**Exercise requirements**
Below are records; state how many of their lines hold the word "JSON", and give only the figure.

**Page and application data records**
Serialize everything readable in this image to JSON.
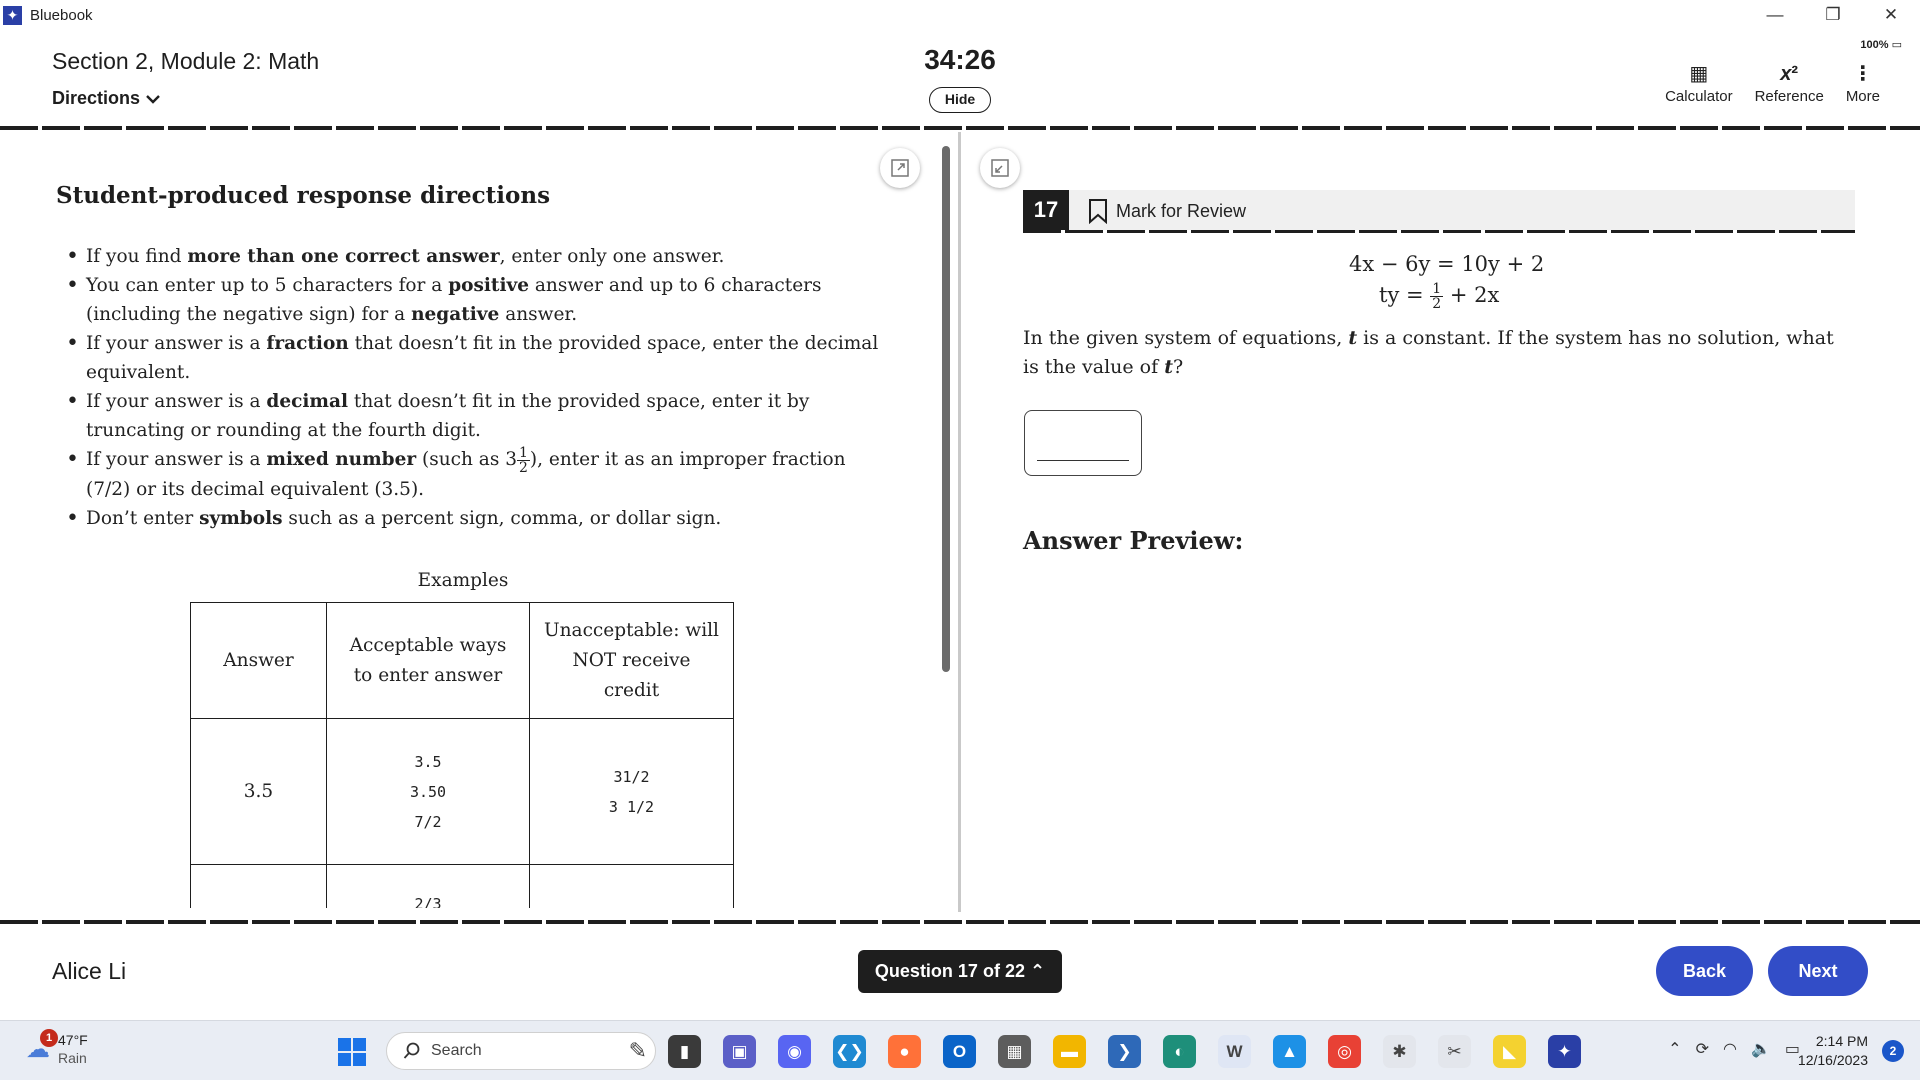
{
  "window": {
    "app_title": "Bluebook",
    "controls": [
      "—",
      "❐",
      "✕"
    ]
  },
  "header": {
    "section_title": "Section 2, Module 2: Math",
    "directions_label": "Directions",
    "timer": "34:26",
    "hide_label": "Hide",
    "battery": "100%",
    "tools": [
      {
        "label": "Calculator",
        "icon": "calculator-icon"
      },
      {
        "label": "Reference",
        "icon": "reference-icon"
      },
      {
        "label": "More",
        "icon": "more-vertical-icon"
      }
    ]
  },
  "directions_panel": {
    "title": "Student-produced response directions",
    "rules": [
      {
        "pre": "If you find ",
        "bold": "more than one correct answer",
        "post": ", enter only one answer."
      },
      {
        "pre": "You can enter up to 5 characters for a ",
        "bold": "positive",
        "mid": " answer and up to 6 characters (including the negative sign) for a ",
        "bold2": "negative",
        "post": " answer."
      },
      {
        "pre": "If your answer is a ",
        "bold": "fraction",
        "post": " that doesn’t fit in the provided space, enter the decimal equivalent."
      },
      {
        "pre": "If your answer is a ",
        "bold": "decimal",
        "post": " that doesn’t fit in the provided space, enter it by truncating or rounding at the fourth digit."
      },
      {
        "pre": "If your answer is a ",
        "bold": "mixed number",
        "mid": " (such as 3",
        "frac_num": "1",
        "frac_den": "2",
        "post": "), enter it as an improper fraction (7/2) or its decimal equivalent (3.5)."
      },
      {
        "pre": "Don’t enter ",
        "bold": "symbols",
        "post": " such as a percent sign, comma, or dollar sign."
      }
    ],
    "examples_caption": "Examples",
    "table": {
      "headers": [
        "Answer",
        "Acceptable ways to enter answer",
        "Unacceptable: will NOT receive credit"
      ],
      "rows": [
        {
          "answer": "3.5",
          "acceptable": [
            "3.5",
            "3.50",
            "7/2"
          ],
          "unacceptable": [
            "31/2",
            "3 1/2"
          ]
        },
        {
          "answer": "",
          "acceptable": [
            "2/3"
          ],
          "unacceptable": []
        }
      ]
    }
  },
  "question": {
    "number": "17",
    "mark_for_review": "Mark for Review",
    "equation_1": "4x − 6y = 10y + 2",
    "equation_2_lhs": "ty = ",
    "equation_2_frac_num": "1",
    "equation_2_frac_den": "2",
    "equation_2_rhs": " + 2x",
    "text_pre": "In the given system of equations, ",
    "text_var": "t",
    "text_mid": " is a constant. If the system has no solution, what is the value of ",
    "text_var2": "t",
    "text_post": "?",
    "answer_preview_label": "Answer Preview:"
  },
  "footer": {
    "user_name": "Alice Li",
    "question_nav": "Question 17 of 22",
    "back_label": "Back",
    "next_label": "Next"
  },
  "taskbar": {
    "weather_temp": "47°F",
    "weather_desc": "Rain",
    "weather_badge": "1",
    "search_placeholder": "Search",
    "time": "2:14 PM",
    "date": "12/16/2023",
    "notifications": "2",
    "pinned": [
      {
        "name": "file-explorer",
        "color": "#3a3a3a",
        "glyph": "▮"
      },
      {
        "name": "teams",
        "color": "#5b5fc7",
        "glyph": "▣"
      },
      {
        "name": "discord",
        "color": "#5865f2",
        "glyph": "◉"
      },
      {
        "name": "vscode",
        "color": "#1f8ad2",
        "glyph": "❮❯"
      },
      {
        "name": "firefox",
        "color": "#ff7139",
        "glyph": "●"
      },
      {
        "name": "outlook",
        "color": "#0a64c8",
        "glyph": "O"
      },
      {
        "name": "calculator",
        "color": "#5d5d5d",
        "glyph": "▦"
      },
      {
        "name": "folder",
        "color": "#f2b600",
        "glyph": "▬"
      },
      {
        "name": "powershell",
        "color": "#2e69b8",
        "glyph": "❯"
      },
      {
        "name": "edge",
        "color": "#1e8f7a",
        "glyph": "◐"
      },
      {
        "name": "word-app",
        "color": "#dfe6f4",
        "glyph": "W"
      },
      {
        "name": "docker",
        "color": "#1d91e6",
        "glyph": "▲"
      },
      {
        "name": "chrome",
        "color": "#e84135",
        "glyph": "◎"
      },
      {
        "name": "slack",
        "color": "#e3e6ec",
        "glyph": "✱"
      },
      {
        "name": "snipping-tool",
        "color": "#e3e6ec",
        "glyph": "✂"
      },
      {
        "name": "sticky-notes",
        "color": "#f4d230",
        "glyph": "◣"
      },
      {
        "name": "bluebook",
        "color": "#2a3fa6",
        "glyph": "✦"
      }
    ]
  }
}
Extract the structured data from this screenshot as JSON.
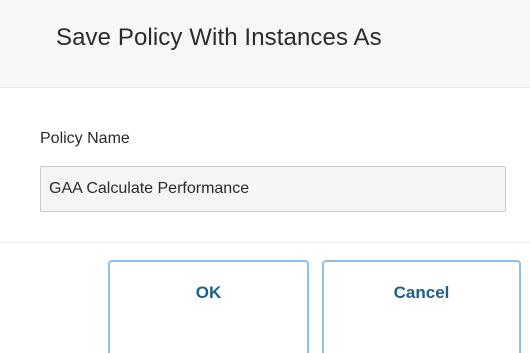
{
  "dialog": {
    "title": "Save Policy With Instances As"
  },
  "form": {
    "policy_name_label": "Policy Name",
    "policy_name_value": "GAA Calculate Performance"
  },
  "buttons": {
    "ok_label": "OK",
    "cancel_label": "Cancel"
  },
  "colors": {
    "header_background": "#f7f7f7",
    "button_border": "#8fbfe3",
    "button_text": "#1e5f8c",
    "input_background": "#f5f5f5"
  }
}
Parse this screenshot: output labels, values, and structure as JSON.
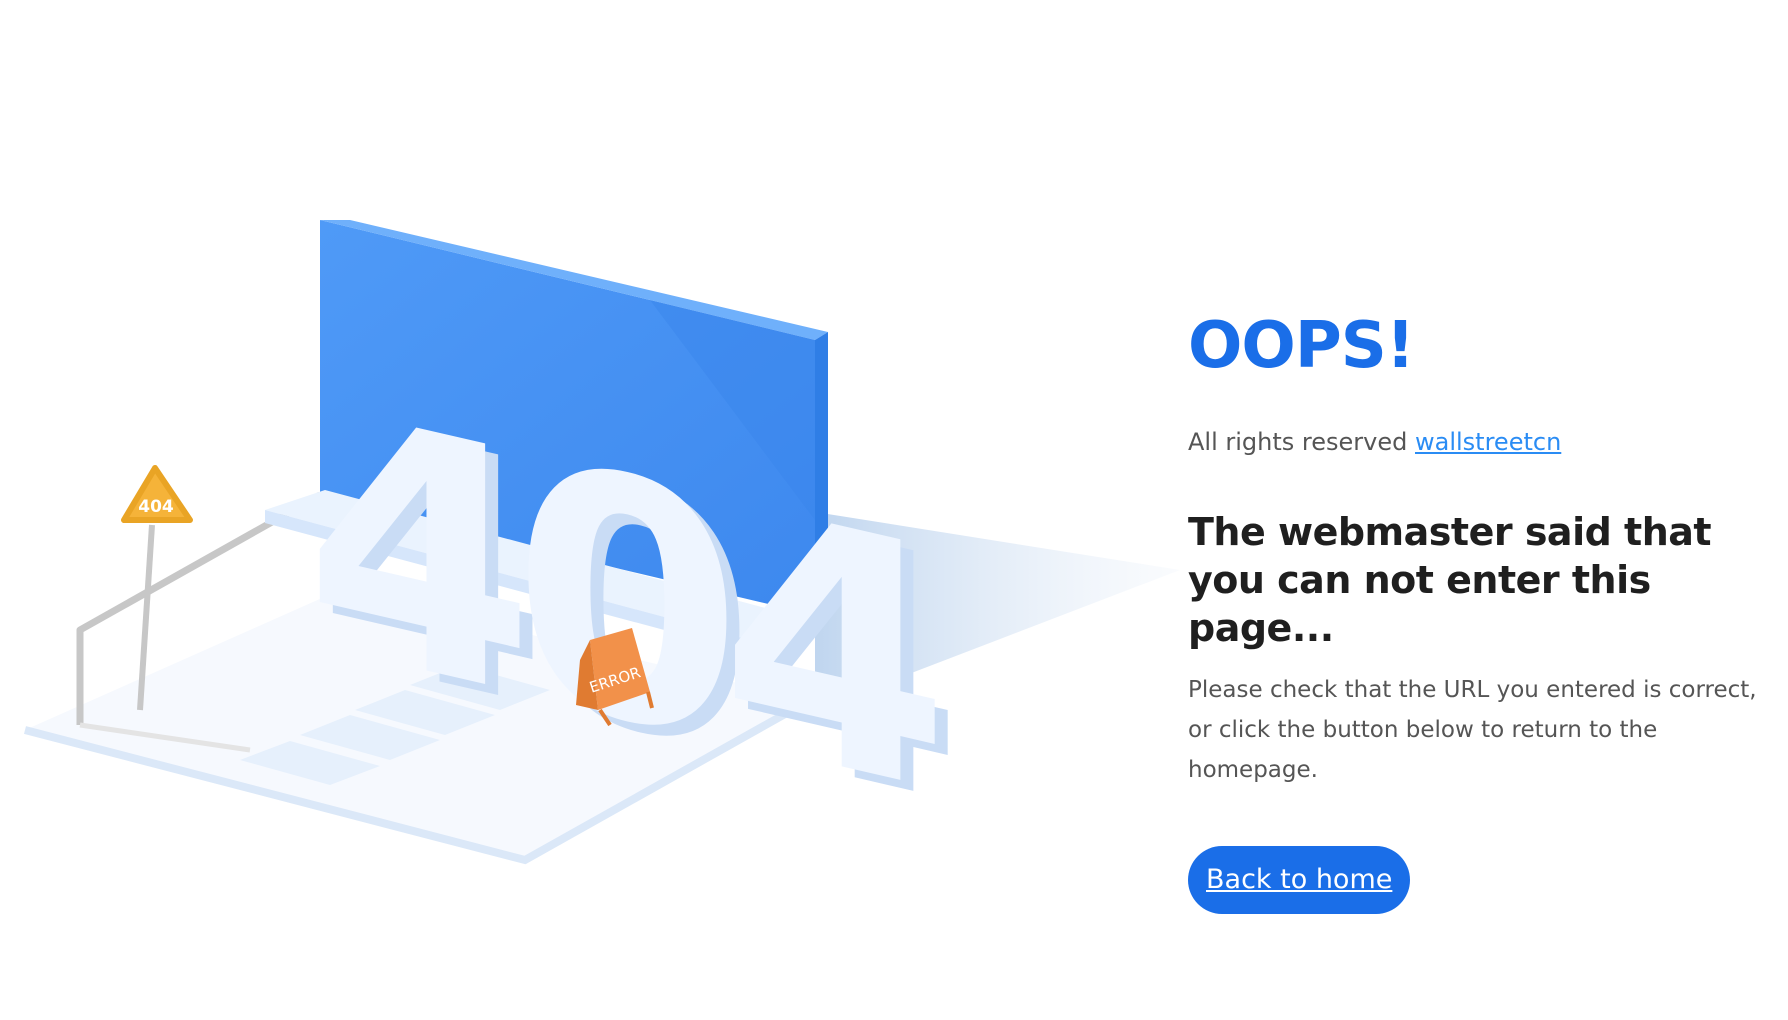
{
  "illustration": {
    "big_digits": "404",
    "sign_text": "404",
    "error_sign_text": "ERROR"
  },
  "content": {
    "title": "OOPS!",
    "rights_prefix": "All rights reserved",
    "rights_link": "wallstreetcn",
    "headline": "The webmaster said that you can not enter this page...",
    "description": "Please check that the URL you entered is correct, or click the button below to return to the homepage.",
    "back_button": "Back to home"
  },
  "colors": {
    "accent": "#1a6ee8",
    "link": "#2a8cf4",
    "panel_blue": "#4a97f5",
    "warning_yellow": "#f5b339",
    "error_orange": "#f2914a"
  }
}
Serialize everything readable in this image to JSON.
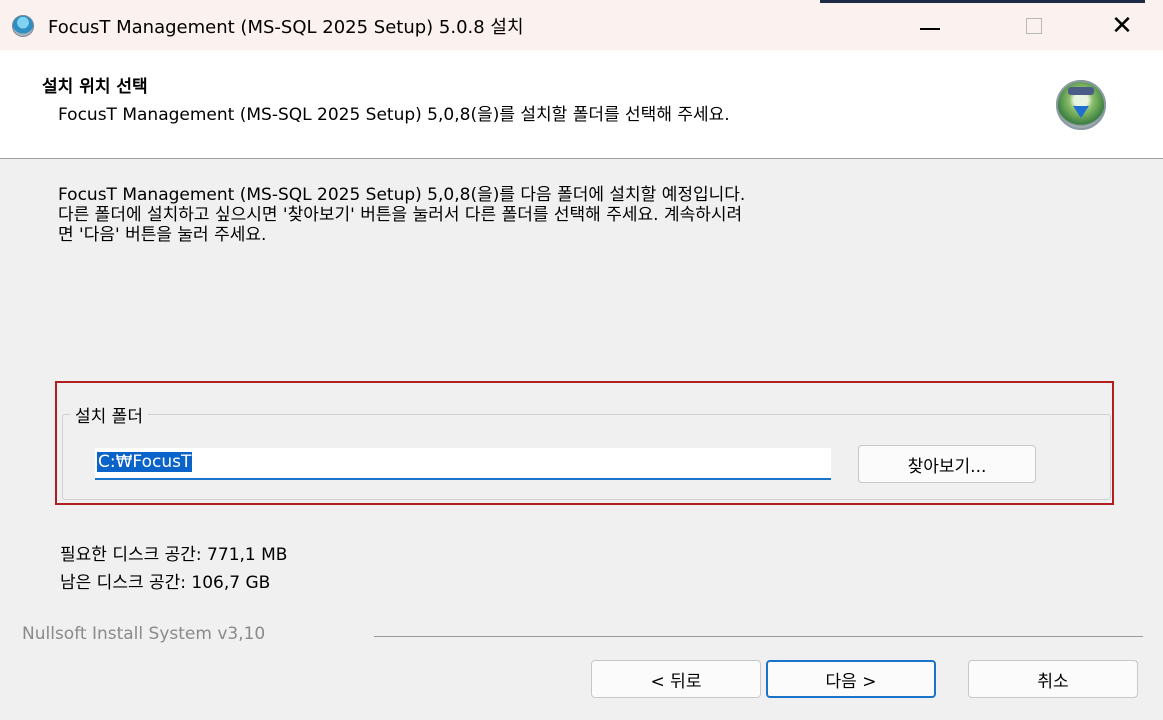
{
  "window": {
    "title": "FocusT Management (MS-SQL 2025 Setup) 5.0.8 설치",
    "close_symbol": "✕"
  },
  "header": {
    "title": "설치 위치 선택",
    "subtitle": "FocusT Management (MS-SQL 2025 Setup) 5,0,8(을)를 설치할 폴더를 선택해 주세요."
  },
  "description": {
    "line1": "FocusT Management (MS-SQL 2025 Setup) 5,0,8(을)를 다음 폴더에 설치할 예정입니다.",
    "line2": "다른 폴더에 설치하고 싶으시면 '찾아보기' 버튼을 눌러서 다른 폴더를 선택해 주세요. 계속하시려",
    "line3": "면 '다음' 버튼을 눌러 주세요."
  },
  "install_folder": {
    "group_label": "설치 폴더",
    "path_value": "C:₩FocusT",
    "browse_label": "찾아보기..."
  },
  "disk": {
    "required": "필요한 디스크 공간: 771,1 MB",
    "available": "남은 디스크 공간: 106,7 GB"
  },
  "footer": {
    "branding": "Nullsoft Install System v3,10",
    "back_label": "< 뒤로",
    "next_label": "다음 >",
    "cancel_label": "취소"
  },
  "colors": {
    "highlight_border": "#b11e22",
    "focus_accent": "#1a73c9"
  }
}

**Output below**
4